LAWRENCE, Kansas - A judge who struck down a Dover, Pennsyvania, school board's decision to teach intelligent design in public schools said he was stunned by the reaction, which included death threats and a week of protection from federal marshals.
Pennsylvania U.S. District Judge John E. Jones III told an audience in Lawrence Tuesday that the case illustrated why judges must issue rulings free of political whims or hopes of receiving a favor.
In a 139-page decision last year, Jones ruled that the Dover school board intended to promote religion when it instituted a policy requiring students to hear a statement about intelligent design before ninth-grade biology lessons on evolution. He ruled that it is unconstitutional to teach intelligent design as an alternative to evolution.

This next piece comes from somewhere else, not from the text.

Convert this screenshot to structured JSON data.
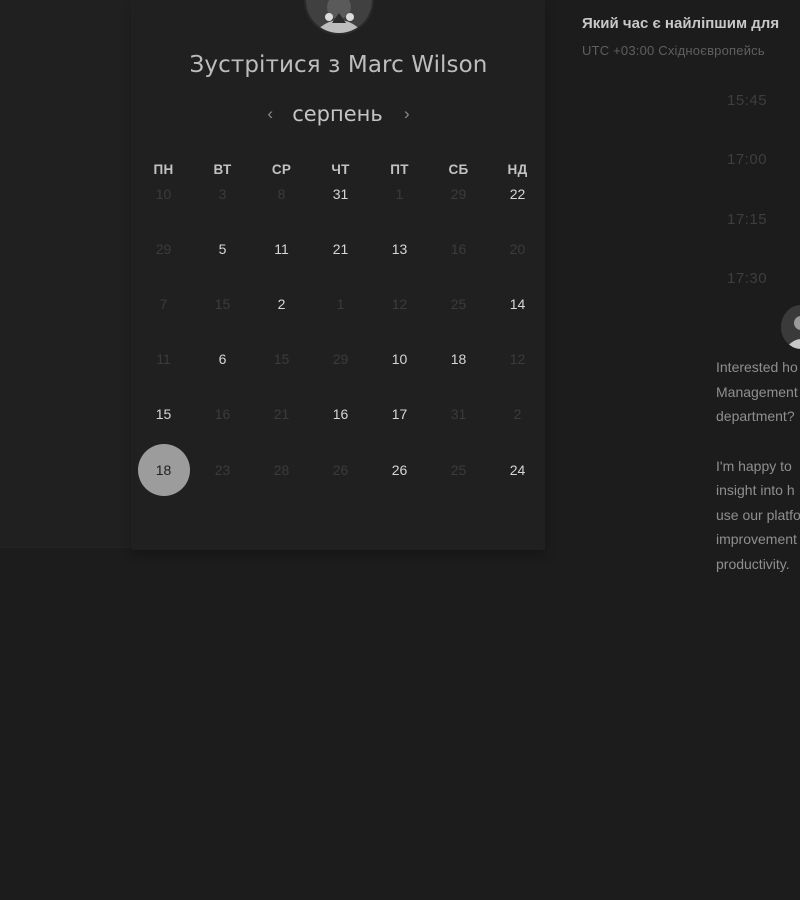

"And if you would have told me when I got on the bench four years ago that I would have death threats in a case like this as opposed to, for example, a crack cocaine case where I mete out a heavy sentence, I would have told you that you were crazy," he said. "But I did. And that's a sad statement."
Jones' ruling drew attention in Kansas, which was involved in a controversy over evolution last year, after the Kansas State Board of Education inserted criticisms of evolution into the state's science standards.
The judge spoke at the University of Kansas' Difficult Dialogues at The Commons series, which includes several speakers who will discuss the evolution and intelligent design debate.
Evolution says species change over time in response to environmental and genetic pressures, while intelligent design says life is too complex to have developed without a designer.
On Tuesday, Jones didn't focus on that debate but instead discussed the fallout, which included the death threats and a verbal lashing from conservative pundits around the country.
He said much of the criticism showed a lack of understanding about the role of judges, who he said should rule based on the Constitution and legal precedence - not on personal whims or political favors.
Jones said many people expected him to rule differently because he is a longtime Republican and was appointed by President Bush.
"These criticisms point at something in the way that both the pundits and the public tend to perceive judges," he said. "It is false, it is debilitating and if unchallenged, I believe it will ultimately tear at the fabric of our system of justice in the United States."
People have a right to disagree with judges, particularly by filing appeals, but the level of debate needs to rise above personal attacks, he said.
"As we spend time, as we did in the Dover case, debating what to put in the science curriculum in our schools, we had better start paying attention to the curriculum of civics and government, as well as history," he said.